Before she put the phone down, I told her I was going to contact my friend Johnson at the Cameroon embassy in Moscow, to see if they’ve got contingencies in place to help their stranded students. She sent me another video on WhatsApp, again Africans being pushed back by heavily armed guards asking for their documents, their right of abode.

In the morning, more and more videos emerged of the poor treatment of Blacks as they attempted to flee. A Black woman cradling a toddler on her chest with a bottle of milk was shoved to the side, to make way for white Ukrainians.

Bombs do not discriminate, dearest Ukrainians; they do not care if you are Black or white. I was angry at the treatment of Black Ukrainians. I called my daughter, a film student. I was going to do a one-minute video, addressing the Ukrainian people on war and racism: We stand with you, do not go humiliating black- and brown-skin people. In times of war, borders should remain open for those fleeing. Please, do not do what Polish border guards did when those fleeing from the Taliban were sprayed with water tanks at the border. The world is watching, we are watching. We have great memories; we would remember.

I will leave you with an extract from a poem by the Great African/Russian writer Alexander Pushkin: ‘Я вас любил: любовь еще, быть может’. I have loved you, and I can love you again.

Dearest Ukrainians, for too long the Blacks have been told by the whites to jump; we learned to ask how high. They pushed, stole and bastardised our ancestors. Please do not show this ugly head. They are not there to steal or to chase after the gold and silver our forefathers sold for broken mirrors as Kenyan writer Ngũgĩ Wa Thiong’o puts it. Please refrain from this seventeenth- and eighteenth-century behaviour; ours will not be a generation of meaningless history. We are waving our flags, supporting you, but if you leave our people to die because of racist policies, you will lose our sympathy.

*Glossary: These are words in the Bakweri language, spoken by the people on the foothills of mount Cameroon. Songs migrants sing to minimise the pain of hunger as they seek border crossings. This language and its people were almost wiped out between 1884-1916 by the Germans.

O nooo Wa Ndi Ngundu.
You are killing me for no reason.
Maluwa A’endeh ndo yondo’or.
I am like water, I flow, I travel.
Mbosri.
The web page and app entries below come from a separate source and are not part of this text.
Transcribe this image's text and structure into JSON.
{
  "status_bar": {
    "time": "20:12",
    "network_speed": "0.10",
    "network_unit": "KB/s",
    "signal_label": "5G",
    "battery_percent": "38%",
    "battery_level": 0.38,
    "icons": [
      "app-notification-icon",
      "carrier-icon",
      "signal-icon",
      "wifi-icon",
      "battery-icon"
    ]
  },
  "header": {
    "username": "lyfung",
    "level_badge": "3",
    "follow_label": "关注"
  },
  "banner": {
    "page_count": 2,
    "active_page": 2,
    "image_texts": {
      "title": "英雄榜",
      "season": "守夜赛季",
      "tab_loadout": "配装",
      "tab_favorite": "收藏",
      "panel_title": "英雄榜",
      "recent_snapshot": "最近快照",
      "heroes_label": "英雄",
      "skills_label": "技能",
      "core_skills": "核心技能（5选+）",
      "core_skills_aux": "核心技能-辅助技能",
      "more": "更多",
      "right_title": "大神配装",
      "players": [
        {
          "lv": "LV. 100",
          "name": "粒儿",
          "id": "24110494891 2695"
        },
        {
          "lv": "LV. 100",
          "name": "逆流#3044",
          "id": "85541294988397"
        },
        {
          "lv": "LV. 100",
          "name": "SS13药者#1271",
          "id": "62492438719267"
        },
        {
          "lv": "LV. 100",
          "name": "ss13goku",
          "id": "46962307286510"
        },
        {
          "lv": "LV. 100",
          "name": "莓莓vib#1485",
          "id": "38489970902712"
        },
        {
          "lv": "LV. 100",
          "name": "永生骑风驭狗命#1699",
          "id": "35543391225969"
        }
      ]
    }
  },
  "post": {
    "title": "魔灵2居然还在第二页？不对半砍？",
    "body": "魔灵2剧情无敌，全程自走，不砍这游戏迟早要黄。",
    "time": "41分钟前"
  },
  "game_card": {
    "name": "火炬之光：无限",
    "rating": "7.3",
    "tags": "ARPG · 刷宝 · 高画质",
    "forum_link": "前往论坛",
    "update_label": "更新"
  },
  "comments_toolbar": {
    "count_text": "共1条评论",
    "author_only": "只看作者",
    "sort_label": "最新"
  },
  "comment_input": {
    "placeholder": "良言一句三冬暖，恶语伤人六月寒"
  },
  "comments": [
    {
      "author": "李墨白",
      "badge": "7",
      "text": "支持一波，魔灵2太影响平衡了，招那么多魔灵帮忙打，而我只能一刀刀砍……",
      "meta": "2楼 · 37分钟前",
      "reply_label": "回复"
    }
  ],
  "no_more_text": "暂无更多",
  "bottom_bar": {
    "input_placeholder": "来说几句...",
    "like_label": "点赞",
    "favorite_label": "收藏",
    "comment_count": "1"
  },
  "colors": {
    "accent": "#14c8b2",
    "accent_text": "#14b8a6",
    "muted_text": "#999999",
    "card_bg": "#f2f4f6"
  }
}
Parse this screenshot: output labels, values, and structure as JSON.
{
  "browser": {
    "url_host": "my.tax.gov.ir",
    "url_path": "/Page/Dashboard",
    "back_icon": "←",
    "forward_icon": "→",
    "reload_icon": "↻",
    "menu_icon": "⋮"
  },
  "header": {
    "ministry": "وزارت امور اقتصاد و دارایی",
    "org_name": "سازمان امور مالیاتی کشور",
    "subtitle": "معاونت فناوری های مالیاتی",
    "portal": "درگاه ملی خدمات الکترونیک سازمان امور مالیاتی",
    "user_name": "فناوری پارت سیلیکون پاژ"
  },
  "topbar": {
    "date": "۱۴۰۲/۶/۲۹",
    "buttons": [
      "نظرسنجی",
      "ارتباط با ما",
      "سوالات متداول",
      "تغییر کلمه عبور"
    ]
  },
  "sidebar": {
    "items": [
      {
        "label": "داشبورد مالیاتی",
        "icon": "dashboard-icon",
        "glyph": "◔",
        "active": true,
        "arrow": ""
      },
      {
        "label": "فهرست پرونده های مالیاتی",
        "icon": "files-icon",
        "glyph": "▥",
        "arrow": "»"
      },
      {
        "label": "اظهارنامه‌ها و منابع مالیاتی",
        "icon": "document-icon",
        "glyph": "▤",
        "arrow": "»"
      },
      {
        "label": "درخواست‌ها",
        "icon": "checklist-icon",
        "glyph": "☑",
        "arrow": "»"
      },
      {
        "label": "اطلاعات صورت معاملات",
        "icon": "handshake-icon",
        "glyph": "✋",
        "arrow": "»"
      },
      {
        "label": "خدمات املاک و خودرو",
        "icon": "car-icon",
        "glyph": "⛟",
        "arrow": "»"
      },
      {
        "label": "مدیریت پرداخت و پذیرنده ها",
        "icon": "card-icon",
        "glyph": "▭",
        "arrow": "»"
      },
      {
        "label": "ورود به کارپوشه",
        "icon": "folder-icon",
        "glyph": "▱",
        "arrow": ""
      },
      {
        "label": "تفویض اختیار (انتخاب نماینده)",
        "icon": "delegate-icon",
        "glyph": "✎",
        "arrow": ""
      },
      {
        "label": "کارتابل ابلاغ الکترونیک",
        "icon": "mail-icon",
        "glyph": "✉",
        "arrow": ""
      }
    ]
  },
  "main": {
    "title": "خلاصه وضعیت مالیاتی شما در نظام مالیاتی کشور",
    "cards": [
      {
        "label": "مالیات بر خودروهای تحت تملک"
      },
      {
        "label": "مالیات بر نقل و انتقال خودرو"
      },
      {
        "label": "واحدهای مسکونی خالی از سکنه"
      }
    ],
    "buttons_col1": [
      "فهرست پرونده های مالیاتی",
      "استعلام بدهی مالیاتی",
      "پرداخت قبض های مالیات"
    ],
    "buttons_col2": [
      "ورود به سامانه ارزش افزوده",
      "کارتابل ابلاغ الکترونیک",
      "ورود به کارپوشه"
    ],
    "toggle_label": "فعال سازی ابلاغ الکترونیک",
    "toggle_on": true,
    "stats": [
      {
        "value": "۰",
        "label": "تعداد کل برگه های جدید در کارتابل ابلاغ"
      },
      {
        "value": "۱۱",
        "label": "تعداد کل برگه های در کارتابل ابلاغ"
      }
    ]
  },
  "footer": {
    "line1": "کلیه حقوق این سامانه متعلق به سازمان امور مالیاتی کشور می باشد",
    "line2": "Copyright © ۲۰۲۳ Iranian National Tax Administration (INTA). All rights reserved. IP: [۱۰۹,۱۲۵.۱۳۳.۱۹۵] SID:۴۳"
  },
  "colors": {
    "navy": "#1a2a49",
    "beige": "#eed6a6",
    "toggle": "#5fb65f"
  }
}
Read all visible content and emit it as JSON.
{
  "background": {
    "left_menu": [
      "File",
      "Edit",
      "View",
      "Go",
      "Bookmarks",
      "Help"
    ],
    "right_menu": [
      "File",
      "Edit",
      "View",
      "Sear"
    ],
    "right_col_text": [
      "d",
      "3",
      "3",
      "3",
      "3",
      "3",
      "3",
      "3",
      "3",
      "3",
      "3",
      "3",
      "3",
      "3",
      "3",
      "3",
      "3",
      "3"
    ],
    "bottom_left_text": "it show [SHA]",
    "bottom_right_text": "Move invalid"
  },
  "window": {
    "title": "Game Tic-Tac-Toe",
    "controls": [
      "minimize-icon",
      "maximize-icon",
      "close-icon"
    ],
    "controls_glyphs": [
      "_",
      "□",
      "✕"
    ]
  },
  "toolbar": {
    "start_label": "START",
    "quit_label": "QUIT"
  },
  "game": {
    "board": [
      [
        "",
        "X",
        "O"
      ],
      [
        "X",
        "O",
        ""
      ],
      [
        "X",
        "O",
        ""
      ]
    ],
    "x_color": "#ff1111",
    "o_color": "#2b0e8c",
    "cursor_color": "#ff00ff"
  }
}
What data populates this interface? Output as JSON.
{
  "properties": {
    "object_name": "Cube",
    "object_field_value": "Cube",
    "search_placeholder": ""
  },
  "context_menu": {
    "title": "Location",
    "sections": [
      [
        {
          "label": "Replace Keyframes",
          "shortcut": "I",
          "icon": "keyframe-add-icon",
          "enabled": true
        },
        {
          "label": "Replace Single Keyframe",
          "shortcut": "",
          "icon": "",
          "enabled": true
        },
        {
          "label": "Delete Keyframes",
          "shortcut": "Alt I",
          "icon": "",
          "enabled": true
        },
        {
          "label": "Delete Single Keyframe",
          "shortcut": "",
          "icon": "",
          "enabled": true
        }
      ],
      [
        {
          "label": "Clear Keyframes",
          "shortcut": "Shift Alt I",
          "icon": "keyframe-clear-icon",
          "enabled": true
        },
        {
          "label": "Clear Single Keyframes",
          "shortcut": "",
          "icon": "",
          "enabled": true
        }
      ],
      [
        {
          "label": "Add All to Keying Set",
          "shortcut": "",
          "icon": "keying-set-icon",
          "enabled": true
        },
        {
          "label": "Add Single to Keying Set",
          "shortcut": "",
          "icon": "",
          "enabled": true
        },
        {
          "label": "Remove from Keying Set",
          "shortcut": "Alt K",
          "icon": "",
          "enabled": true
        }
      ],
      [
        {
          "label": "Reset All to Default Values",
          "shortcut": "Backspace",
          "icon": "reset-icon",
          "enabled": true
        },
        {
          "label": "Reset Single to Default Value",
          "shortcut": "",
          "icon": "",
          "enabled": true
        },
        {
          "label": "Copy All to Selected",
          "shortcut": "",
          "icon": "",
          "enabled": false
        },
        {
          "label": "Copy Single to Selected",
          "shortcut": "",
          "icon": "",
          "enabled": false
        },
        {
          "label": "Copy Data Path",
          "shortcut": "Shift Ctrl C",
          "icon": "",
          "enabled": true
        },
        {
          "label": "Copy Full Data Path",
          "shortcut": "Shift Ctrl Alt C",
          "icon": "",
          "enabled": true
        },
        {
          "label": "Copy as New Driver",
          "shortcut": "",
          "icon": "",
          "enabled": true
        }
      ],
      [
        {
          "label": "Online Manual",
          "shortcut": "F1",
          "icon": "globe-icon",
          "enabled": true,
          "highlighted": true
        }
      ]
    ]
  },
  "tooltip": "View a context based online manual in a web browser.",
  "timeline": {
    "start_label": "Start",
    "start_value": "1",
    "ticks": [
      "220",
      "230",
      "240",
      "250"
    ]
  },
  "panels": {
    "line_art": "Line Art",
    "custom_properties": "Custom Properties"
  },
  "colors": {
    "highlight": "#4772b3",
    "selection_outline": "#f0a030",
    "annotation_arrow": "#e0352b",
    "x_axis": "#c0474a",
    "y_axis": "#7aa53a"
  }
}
Voices.
Izruuuki. We have not arrived.
We have arrived.

photos courtesy of Eric Ngalle Charles